HTTPS is "Hyper Text Transfer Protocol" with Secure Sockets Layer (SSL), another protocol primarily developed with secure, safe Internet transactions in mind. The acronym SSL stands for Secure Sockets Layer. SSL is a secure encryption Web protocol used to make data safe when transmitted over the Internet. SSL is especially utilized on shopping sites to keep financial data secure, but is also used on any site that requires sensitive data (such as a password).Web searchers will know that SSL is being utilized on a Web site when they see HTTPS in the URL of a Web page.

So when you navigate to a site such as Amazon or eBay and you go to pay for something, either through a secure shopping cart or an outside payment system such as Paypal, you should see the address in your Web browser address bar change significantly if the site you have arrived at is a https site, because the https in front of the URL indicates that you are now in a "secure session."

Security online is just common sense

For instance, you might log into your bank account on the Web. You will have to enter in a user name and password, and then after that you'll see your account info.
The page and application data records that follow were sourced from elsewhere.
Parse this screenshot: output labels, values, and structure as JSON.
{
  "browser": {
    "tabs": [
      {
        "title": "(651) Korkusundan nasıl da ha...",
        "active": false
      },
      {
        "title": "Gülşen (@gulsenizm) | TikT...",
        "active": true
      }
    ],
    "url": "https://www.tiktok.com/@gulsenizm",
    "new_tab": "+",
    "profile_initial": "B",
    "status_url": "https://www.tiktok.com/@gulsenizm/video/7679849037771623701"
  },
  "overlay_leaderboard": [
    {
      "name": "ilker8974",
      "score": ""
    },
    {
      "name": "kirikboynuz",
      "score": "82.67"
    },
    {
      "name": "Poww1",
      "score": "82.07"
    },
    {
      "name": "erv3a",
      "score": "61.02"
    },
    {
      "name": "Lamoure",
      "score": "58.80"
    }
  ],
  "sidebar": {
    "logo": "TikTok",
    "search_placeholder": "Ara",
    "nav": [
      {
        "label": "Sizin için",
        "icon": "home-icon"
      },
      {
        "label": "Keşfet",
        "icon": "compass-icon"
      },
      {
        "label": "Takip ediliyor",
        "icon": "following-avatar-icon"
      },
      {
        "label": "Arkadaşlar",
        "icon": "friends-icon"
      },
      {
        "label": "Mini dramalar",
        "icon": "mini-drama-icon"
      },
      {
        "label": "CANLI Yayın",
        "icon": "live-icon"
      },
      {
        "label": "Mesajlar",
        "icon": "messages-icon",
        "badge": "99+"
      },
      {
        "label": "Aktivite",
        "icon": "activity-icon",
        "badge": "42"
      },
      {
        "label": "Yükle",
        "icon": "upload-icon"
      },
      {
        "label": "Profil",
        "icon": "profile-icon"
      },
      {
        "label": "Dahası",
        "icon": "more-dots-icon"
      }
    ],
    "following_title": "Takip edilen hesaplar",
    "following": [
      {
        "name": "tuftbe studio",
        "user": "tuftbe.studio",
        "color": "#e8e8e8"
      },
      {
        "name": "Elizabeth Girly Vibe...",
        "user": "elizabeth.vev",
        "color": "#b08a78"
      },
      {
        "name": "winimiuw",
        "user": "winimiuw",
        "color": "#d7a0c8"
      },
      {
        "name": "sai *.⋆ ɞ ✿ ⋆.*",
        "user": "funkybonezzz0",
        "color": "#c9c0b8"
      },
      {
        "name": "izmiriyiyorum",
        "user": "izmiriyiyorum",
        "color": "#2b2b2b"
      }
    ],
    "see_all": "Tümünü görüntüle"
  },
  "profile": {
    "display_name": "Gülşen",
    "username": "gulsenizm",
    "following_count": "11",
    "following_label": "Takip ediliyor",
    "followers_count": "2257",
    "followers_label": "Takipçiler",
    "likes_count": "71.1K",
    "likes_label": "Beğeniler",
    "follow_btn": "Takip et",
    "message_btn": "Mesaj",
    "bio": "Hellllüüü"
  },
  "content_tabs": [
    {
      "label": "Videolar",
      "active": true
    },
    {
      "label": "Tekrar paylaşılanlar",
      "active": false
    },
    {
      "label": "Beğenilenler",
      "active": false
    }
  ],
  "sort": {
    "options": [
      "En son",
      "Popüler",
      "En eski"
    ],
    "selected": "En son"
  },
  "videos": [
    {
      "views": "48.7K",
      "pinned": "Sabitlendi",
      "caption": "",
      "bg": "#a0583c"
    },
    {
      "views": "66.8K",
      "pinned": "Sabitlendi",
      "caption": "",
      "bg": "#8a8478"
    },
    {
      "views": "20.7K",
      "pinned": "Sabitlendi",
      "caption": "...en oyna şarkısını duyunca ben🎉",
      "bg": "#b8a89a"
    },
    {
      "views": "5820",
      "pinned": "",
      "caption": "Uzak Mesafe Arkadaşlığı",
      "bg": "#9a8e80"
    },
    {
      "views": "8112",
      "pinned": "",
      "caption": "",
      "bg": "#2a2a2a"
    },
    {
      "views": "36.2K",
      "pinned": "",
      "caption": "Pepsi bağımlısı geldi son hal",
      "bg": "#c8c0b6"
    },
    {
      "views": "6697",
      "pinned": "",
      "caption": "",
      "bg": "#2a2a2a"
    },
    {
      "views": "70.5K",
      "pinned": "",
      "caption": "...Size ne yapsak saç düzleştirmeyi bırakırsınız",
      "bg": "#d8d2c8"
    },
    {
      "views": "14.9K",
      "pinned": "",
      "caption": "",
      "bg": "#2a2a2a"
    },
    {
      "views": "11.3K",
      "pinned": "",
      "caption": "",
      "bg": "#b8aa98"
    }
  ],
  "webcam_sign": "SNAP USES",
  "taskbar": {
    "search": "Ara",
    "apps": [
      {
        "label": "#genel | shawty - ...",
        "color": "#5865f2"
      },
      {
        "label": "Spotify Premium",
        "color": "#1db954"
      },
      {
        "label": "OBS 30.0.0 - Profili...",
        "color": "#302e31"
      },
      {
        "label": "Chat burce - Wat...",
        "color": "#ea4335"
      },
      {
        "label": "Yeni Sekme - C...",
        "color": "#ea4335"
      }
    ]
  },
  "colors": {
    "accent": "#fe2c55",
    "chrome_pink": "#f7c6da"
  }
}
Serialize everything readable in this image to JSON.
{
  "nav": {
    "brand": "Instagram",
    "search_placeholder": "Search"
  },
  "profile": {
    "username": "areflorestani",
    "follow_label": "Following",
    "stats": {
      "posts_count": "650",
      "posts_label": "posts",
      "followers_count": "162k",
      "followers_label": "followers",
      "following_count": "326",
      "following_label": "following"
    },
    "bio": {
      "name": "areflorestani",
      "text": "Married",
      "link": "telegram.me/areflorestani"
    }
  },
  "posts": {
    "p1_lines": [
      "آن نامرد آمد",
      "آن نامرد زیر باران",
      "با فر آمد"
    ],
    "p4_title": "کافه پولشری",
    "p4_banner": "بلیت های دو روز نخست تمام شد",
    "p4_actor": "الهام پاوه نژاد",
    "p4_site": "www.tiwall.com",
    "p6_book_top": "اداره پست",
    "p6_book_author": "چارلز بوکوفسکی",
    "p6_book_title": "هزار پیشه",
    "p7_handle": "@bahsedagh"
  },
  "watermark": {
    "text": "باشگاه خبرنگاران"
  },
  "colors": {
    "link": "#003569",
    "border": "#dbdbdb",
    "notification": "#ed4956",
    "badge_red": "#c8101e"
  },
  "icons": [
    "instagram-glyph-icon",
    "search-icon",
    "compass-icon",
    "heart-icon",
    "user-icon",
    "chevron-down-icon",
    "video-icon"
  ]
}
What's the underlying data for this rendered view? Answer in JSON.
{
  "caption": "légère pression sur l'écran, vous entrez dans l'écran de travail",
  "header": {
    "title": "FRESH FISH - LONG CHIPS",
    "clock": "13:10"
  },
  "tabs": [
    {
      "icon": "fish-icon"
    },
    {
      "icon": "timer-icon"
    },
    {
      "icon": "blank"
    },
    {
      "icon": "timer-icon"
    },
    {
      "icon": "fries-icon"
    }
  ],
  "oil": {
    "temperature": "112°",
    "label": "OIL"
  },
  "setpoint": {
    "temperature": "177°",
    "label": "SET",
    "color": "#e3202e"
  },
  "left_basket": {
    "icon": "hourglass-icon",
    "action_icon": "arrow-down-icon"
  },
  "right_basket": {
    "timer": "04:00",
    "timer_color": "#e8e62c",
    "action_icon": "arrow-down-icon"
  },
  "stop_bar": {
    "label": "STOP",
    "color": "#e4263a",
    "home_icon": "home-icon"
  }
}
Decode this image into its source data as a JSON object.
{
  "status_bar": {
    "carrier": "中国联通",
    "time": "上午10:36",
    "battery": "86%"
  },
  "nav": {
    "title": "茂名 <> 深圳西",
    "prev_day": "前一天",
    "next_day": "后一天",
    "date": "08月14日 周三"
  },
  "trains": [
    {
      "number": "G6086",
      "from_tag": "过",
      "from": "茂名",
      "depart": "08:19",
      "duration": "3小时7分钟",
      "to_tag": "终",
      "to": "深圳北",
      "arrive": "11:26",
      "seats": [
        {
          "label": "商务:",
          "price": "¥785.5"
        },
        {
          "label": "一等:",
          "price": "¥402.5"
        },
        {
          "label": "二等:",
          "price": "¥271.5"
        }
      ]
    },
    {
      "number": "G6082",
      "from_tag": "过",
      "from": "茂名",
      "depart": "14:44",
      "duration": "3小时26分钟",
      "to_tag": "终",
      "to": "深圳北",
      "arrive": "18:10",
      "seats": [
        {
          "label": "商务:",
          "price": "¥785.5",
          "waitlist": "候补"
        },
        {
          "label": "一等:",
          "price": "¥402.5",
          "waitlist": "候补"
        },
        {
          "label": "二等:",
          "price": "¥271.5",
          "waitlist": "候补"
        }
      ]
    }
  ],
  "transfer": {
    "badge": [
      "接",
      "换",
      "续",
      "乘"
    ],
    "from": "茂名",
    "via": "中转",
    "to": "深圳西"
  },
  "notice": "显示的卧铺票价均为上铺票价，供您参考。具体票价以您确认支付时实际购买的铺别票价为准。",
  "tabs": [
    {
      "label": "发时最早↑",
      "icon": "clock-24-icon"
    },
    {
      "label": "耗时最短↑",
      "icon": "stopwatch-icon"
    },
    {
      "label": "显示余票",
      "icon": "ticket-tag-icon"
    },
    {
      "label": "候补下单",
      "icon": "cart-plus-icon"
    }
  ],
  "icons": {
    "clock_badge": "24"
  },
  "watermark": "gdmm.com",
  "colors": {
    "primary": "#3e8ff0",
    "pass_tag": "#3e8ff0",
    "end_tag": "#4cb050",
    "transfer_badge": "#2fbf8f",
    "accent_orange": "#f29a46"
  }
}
Pay attention the next time you do this, and check the address bar at the top of your browser. It should indicate that you are now in a secure session with the addition of "https" at the front of the URL. If you do not see this added layer of security when you're on a website that is potentially asking you for your financial or personal information, do not proceed! You are in danger of having your information hacked or compromised. 

For added security, always log out of any secure session when you're done, and especially if you are on a public computer. This is just good common sense; even though a website can be completely secure, using all the information and technology we've talked about in this article, you can leave your information exposed to someone else if you do not log out securely. This especially applies if you're on a public or work computer where the network might have more access to your information than you would prefer, but also applies to a more private network (home), especially if you want to keep  your information secure and non-compromised.

Bottom line, it's smart to always log out of any secure session that involves your personal or financial information in order to keep yourself as safe as humanly possible. 

More information about making your online life secure

Hopefully this article has simply made you more aware of your safety online. But if you'd like to take more steps to secure yourself on the Web, here are some resources: